# Exercise description:
Would you return the records below character for character, without any images?

# Exercise input:
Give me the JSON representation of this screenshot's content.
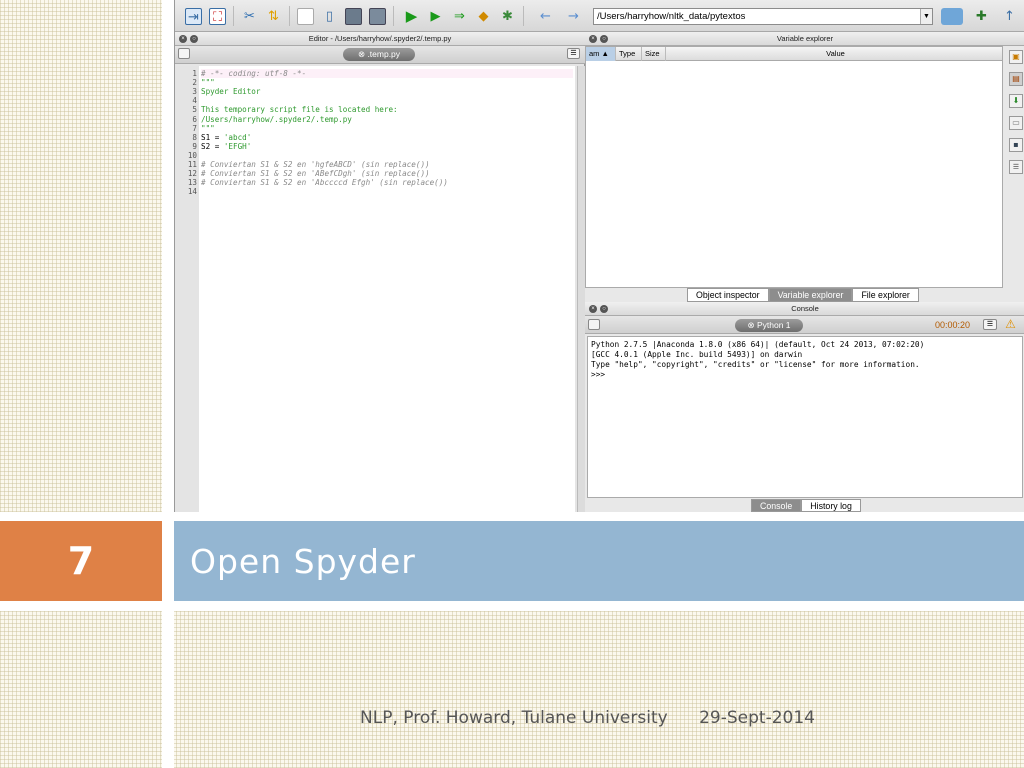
{
  "slide": {
    "number": "7",
    "title": "Open Spyder",
    "footer_course": "NLP, Prof. Howard, Tulane University",
    "footer_date": "29-Sept-2014",
    "accent_orange": "#df8146",
    "accent_blue": "#94b6d2"
  },
  "toolbar": {
    "path": "/Users/harryhow/nltk_data/pytextos",
    "icons": [
      "new-window-icon",
      "maximize-icon",
      "tools-icon",
      "upload-icon",
      "new-file-icon",
      "open-file-icon",
      "save-icon",
      "save-all-icon",
      "run-icon",
      "run-config-icon",
      "re-run-icon",
      "debug-icon",
      "step-icon",
      "back-arrow-icon",
      "forward-arrow-icon",
      "folder-icon",
      "python-path-icon",
      "up-arrow-icon"
    ]
  },
  "editor": {
    "title": "Editor - /Users/harryhow/.spyder2/.temp.py",
    "tab_label": ".temp.py",
    "lines": [
      {
        "n": "1",
        "text": "# -*- coding: utf-8 -*-",
        "color": "#8a8a8a",
        "italic": true
      },
      {
        "n": "2",
        "text": "\"\"\"",
        "color": "#2f9a2f",
        "italic": false
      },
      {
        "n": "3",
        "text": "Spyder Editor",
        "color": "#2f9a2f",
        "italic": false
      },
      {
        "n": "4",
        "text": "",
        "color": "#000",
        "italic": false
      },
      {
        "n": "5",
        "text": "This temporary script file is located here:",
        "color": "#2f9a2f",
        "italic": false
      },
      {
        "n": "6",
        "text": "/Users/harryhow/.spyder2/.temp.py",
        "color": "#2f9a2f",
        "italic": false
      },
      {
        "n": "7",
        "text": "\"\"\"",
        "color": "#2f9a2f",
        "italic": false
      },
      {
        "n": "8",
        "text": "S1 = ",
        "extra": "'abcd'",
        "color": "#000",
        "italic": false
      },
      {
        "n": "9",
        "text": "S2 = ",
        "extra": "'EFGH'",
        "color": "#000",
        "italic": false
      },
      {
        "n": "10",
        "text": "",
        "color": "#000",
        "italic": false
      },
      {
        "n": "11",
        "text": "# Conviertan S1 & S2 en 'hgfeABCD' (sin replace())",
        "color": "#8a8a8a",
        "italic": true
      },
      {
        "n": "12",
        "text": "# Conviertan S1 & S2 en 'ABefCDgh' (sin replace())",
        "color": "#8a8a8a",
        "italic": true
      },
      {
        "n": "13",
        "text": "# Conviertan S1 & S2 en 'Abccccd Efgh' (sin replace())",
        "color": "#8a8a8a",
        "italic": true
      },
      {
        "n": "14",
        "text": "",
        "color": "#000",
        "italic": false
      }
    ]
  },
  "variable_explorer": {
    "title": "Variable explorer",
    "columns": [
      "am ▲",
      "Type",
      "Size",
      "Value"
    ],
    "tabs": [
      "Object inspector",
      "Variable explorer",
      "File explorer"
    ],
    "active_tab": "Variable explorer"
  },
  "console": {
    "title": "Console",
    "tab_label": "Python 1",
    "timer": "00:00:20",
    "lines": [
      "Python 2.7.5 |Anaconda 1.8.0 (x86 64)| (default, Oct 24 2013, 07:02:20)",
      "[GCC 4.0.1 (Apple Inc. build 5493)] on darwin",
      "Type \"help\", \"copyright\", \"credits\" or \"license\" for more information.",
      ">>>"
    ],
    "tabs": [
      "Console",
      "History log"
    ],
    "active_tab": "Console"
  }
}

# Solution for this task:
Give me the JSON representation of this screenshot's content.
{
  "slide": {
    "number": "7",
    "title": "Open Spyder",
    "footer_course": "NLP, Prof. Howard, Tulane University",
    "footer_date": "29-Sept-2014",
    "accent_orange": "#df8146",
    "accent_blue": "#94b6d2"
  },
  "toolbar": {
    "path": "/Users/harryhow/nltk_data/pytextos",
    "icons": [
      "new-window-icon",
      "maximize-icon",
      "tools-icon",
      "upload-icon",
      "new-file-icon",
      "open-file-icon",
      "save-icon",
      "save-all-icon",
      "run-icon",
      "run-config-icon",
      "re-run-icon",
      "debug-icon",
      "step-icon",
      "back-arrow-icon",
      "forward-arrow-icon",
      "folder-icon",
      "python-path-icon",
      "up-arrow-icon"
    ]
  },
  "editor": {
    "title": "Editor - /Users/harryhow/.spyder2/.temp.py",
    "tab_label": ".temp.py",
    "lines": [
      {
        "n": "1",
        "text": "# -*- coding: utf-8 -*-",
        "color": "#8a8a8a",
        "italic": true
      },
      {
        "n": "2",
        "text": "\"\"\"",
        "color": "#2f9a2f",
        "italic": false
      },
      {
        "n": "3",
        "text": "Spyder Editor",
        "color": "#2f9a2f",
        "italic": false
      },
      {
        "n": "4",
        "text": "",
        "color": "#000",
        "italic": false
      },
      {
        "n": "5",
        "text": "This temporary script file is located here:",
        "color": "#2f9a2f",
        "italic": false
      },
      {
        "n": "6",
        "text": "/Users/harryhow/.spyder2/.temp.py",
        "color": "#2f9a2f",
        "italic": false
      },
      {
        "n": "7",
        "text": "\"\"\"",
        "color": "#2f9a2f",
        "italic": false
      },
      {
        "n": "8",
        "text": "S1 = ",
        "extra": "'abcd'",
        "color": "#000",
        "italic": false
      },
      {
        "n": "9",
        "text": "S2 = ",
        "extra": "'EFGH'",
        "color": "#000",
        "italic": false
      },
      {
        "n": "10",
        "text": "",
        "color": "#000",
        "italic": false
      },
      {
        "n": "11",
        "text": "# Conviertan S1 & S2 en 'hgfeABCD' (sin replace())",
        "color": "#8a8a8a",
        "italic": true
      },
      {
        "n": "12",
        "text": "# Conviertan S1 & S2 en 'ABefCDgh' (sin replace())",
        "color": "#8a8a8a",
        "italic": true
      },
      {
        "n": "13",
        "text": "# Conviertan S1 & S2 en 'Abccccd Efgh' (sin replace())",
        "color": "#8a8a8a",
        "italic": true
      },
      {
        "n": "14",
        "text": "",
        "color": "#000",
        "italic": false
      }
    ]
  },
  "variable_explorer": {
    "title": "Variable explorer",
    "columns": [
      "am ▲",
      "Type",
      "Size",
      "Value"
    ],
    "tabs": [
      "Object inspector",
      "Variable explorer",
      "File explorer"
    ],
    "active_tab": "Variable explorer"
  },
  "console": {
    "title": "Console",
    "tab_label": "Python 1",
    "timer": "00:00:20",
    "lines": [
      "Python 2.7.5 |Anaconda 1.8.0 (x86 64)| (default, Oct 24 2013, 07:02:20)",
      "[GCC 4.0.1 (Apple Inc. build 5493)] on darwin",
      "Type \"help\", \"copyright\", \"credits\" or \"license\" for more information.",
      ">>>"
    ],
    "tabs": [
      "Console",
      "History log"
    ],
    "active_tab": "Console"
  }
}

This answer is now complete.